Tirza True Latimer

Tirza True Latimer publishes work from a lesbian feminist perspective on a range of topics in the fields of visual culture, sexual culture, and criticism. She regularly contributes to SFMOMA's Open Space blog.

She is coeditor, with Whitney Chadwick, of the anthology The Modern Woman Revisited: Paris Between the Wars (Rutgers University Press, 2003); author of Women Together / Women Apart: Portraits of Lesbian Paris (Rutgers University Press, 2005); and coauthor, with the art historian Wanda Corn, of the exhibition companion book Seeing Gertrude Stein: Five Stories (University of California Press, 2011). The latter won a Stonewall Award, American Library Association, in the nonfiction category.
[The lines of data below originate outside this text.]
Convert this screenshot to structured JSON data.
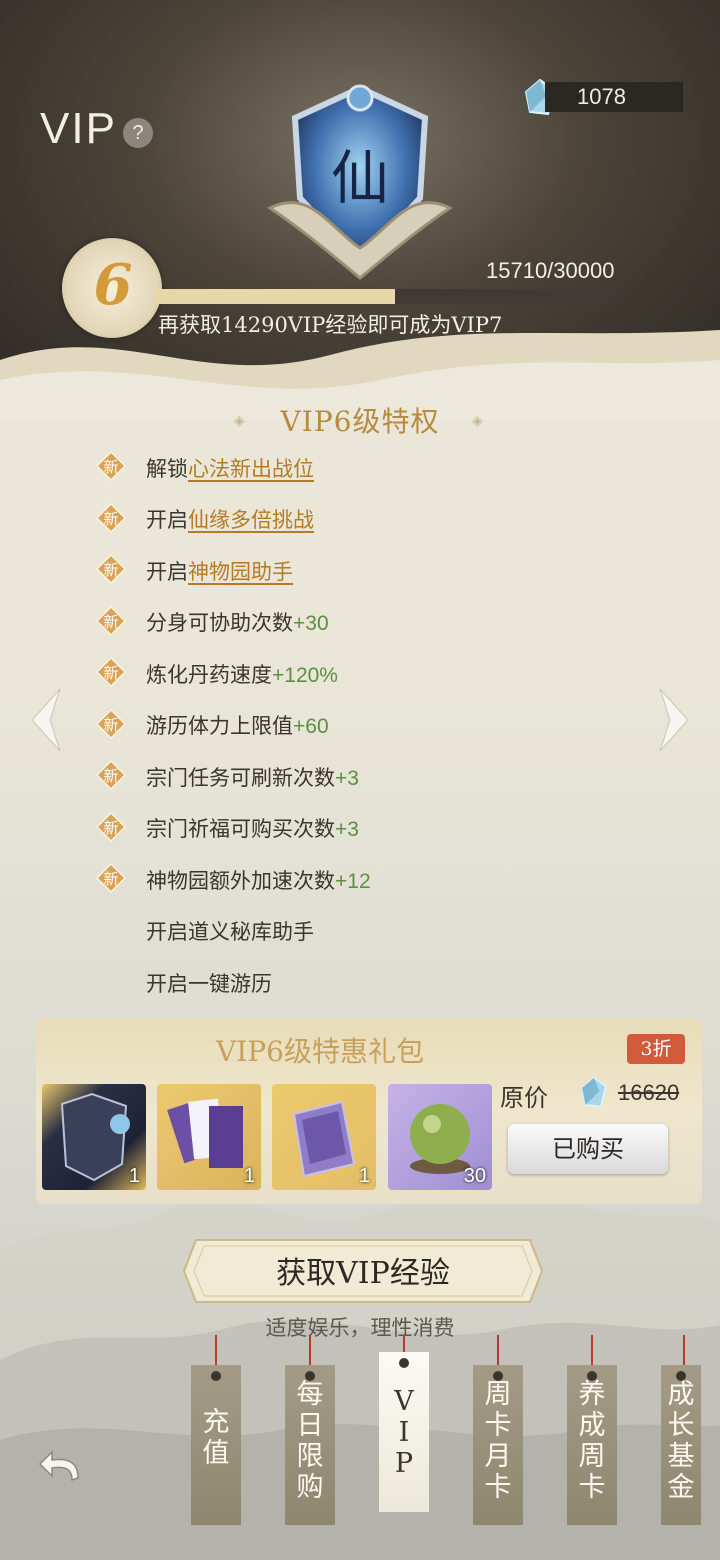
{
  "header": {
    "title": "VIP",
    "help": "?",
    "gems": "1078",
    "emblem_char": "仙"
  },
  "vip_level": {
    "level": "6",
    "exp_text": "15710/30000",
    "exp_fraction": 0.524,
    "hint": "再获取14290VIP经验即可成为VIP7"
  },
  "privileges": {
    "title": "VIP6级特权",
    "badge": "新",
    "items": [
      {
        "prefix": "解锁",
        "link": "心法新出战位",
        "plus": ""
      },
      {
        "prefix": "开启",
        "link": "仙缘多倍挑战",
        "plus": ""
      },
      {
        "prefix": "开启",
        "link": "神物园助手",
        "plus": ""
      },
      {
        "prefix": "分身可协助次数",
        "link": "",
        "plus": "+30"
      },
      {
        "prefix": "炼化丹药速度",
        "link": "",
        "plus": "+120%"
      },
      {
        "prefix": "游历体力上限值",
        "link": "",
        "plus": "+60"
      },
      {
        "prefix": "宗门任务可刷新次数",
        "link": "",
        "plus": "+3"
      },
      {
        "prefix": "宗门祈福可购买次数",
        "link": "",
        "plus": "+3"
      },
      {
        "prefix": "神物园额外加速次数",
        "link": "",
        "plus": "+12"
      },
      {
        "prefix": "开启道义秘库助手",
        "link": "",
        "plus": ""
      },
      {
        "prefix": "开启一键游历",
        "link": "",
        "plus": ""
      }
    ]
  },
  "gift_pack": {
    "title": "VIP6级特惠礼包",
    "discount": "3折",
    "items": [
      {
        "count": "1"
      },
      {
        "count": "1"
      },
      {
        "count": "1"
      },
      {
        "count": "30"
      }
    ],
    "orig_label": "原价",
    "orig_price": "16620",
    "button": "已购买"
  },
  "get_exp": {
    "label": "获取VIP经验",
    "moderate": "适度娱乐，理性消费"
  },
  "tabs": [
    {
      "label": "充值"
    },
    {
      "label": "每日限购"
    },
    {
      "label": "VIP"
    },
    {
      "label": "周卡月卡"
    },
    {
      "label": "养成周卡"
    },
    {
      "label": "成长基金"
    }
  ],
  "colors": {
    "accent_gold": "#b88a3c",
    "plus_green": "#5d8f42",
    "discount_red": "#d15a3a"
  }
}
Her new book, Eccentric Modernisms: Making Differences in the History of American Art is currently under review at UC Press.

An independent curator, Latimer's exhibitions include Becoming/UnBecoming Monochrome: Harmony Hammond (RedLine Center for Contemporary Art, Denver, 2014), Seeing Gertrude Stein: Five Stories (2011-2012, Contemporary Jewish Museum, San Francisco; National Portrait Gallery, Washington DC); Making Room for Wonder (2008, SomArts Gallery, San Francisco); Unexpected Developments (2006, PLAySPACE, CCA, San Francisco); and Acting Out: Claude Cahun and Marcel Moore (2005, Judah L. Magnes Museum, Berkeley; Frye Museum, Seattle; Jersey Heritage Trust, Isle of Jersey).

She is a member of the curatorial collective that organizes the annual National Queer Arts Festival exhibition at SomArts Gallery, San Francisco, every June. She collaborates with the Queer Cultural Center to produce Queer Conversations on Culture and the Arts throughout the year.

Latimer's teaching -- like her research, curation, and criticism -- explores the politics of visual culture. Her interests include the historical formation of nonnormative identities/communities/networks; contemporary queer culture; collaborative and participatory art practices; self-representation; art activism; social practice; institutional critique; performance art; culture wars; and canon formation.

She is an active member and former cochair of the Queer Caucus for Art, a College Art Association–affiliated society. Latimer is the Chair of the Visual and Critical Studies graduate program at California College of the Arts.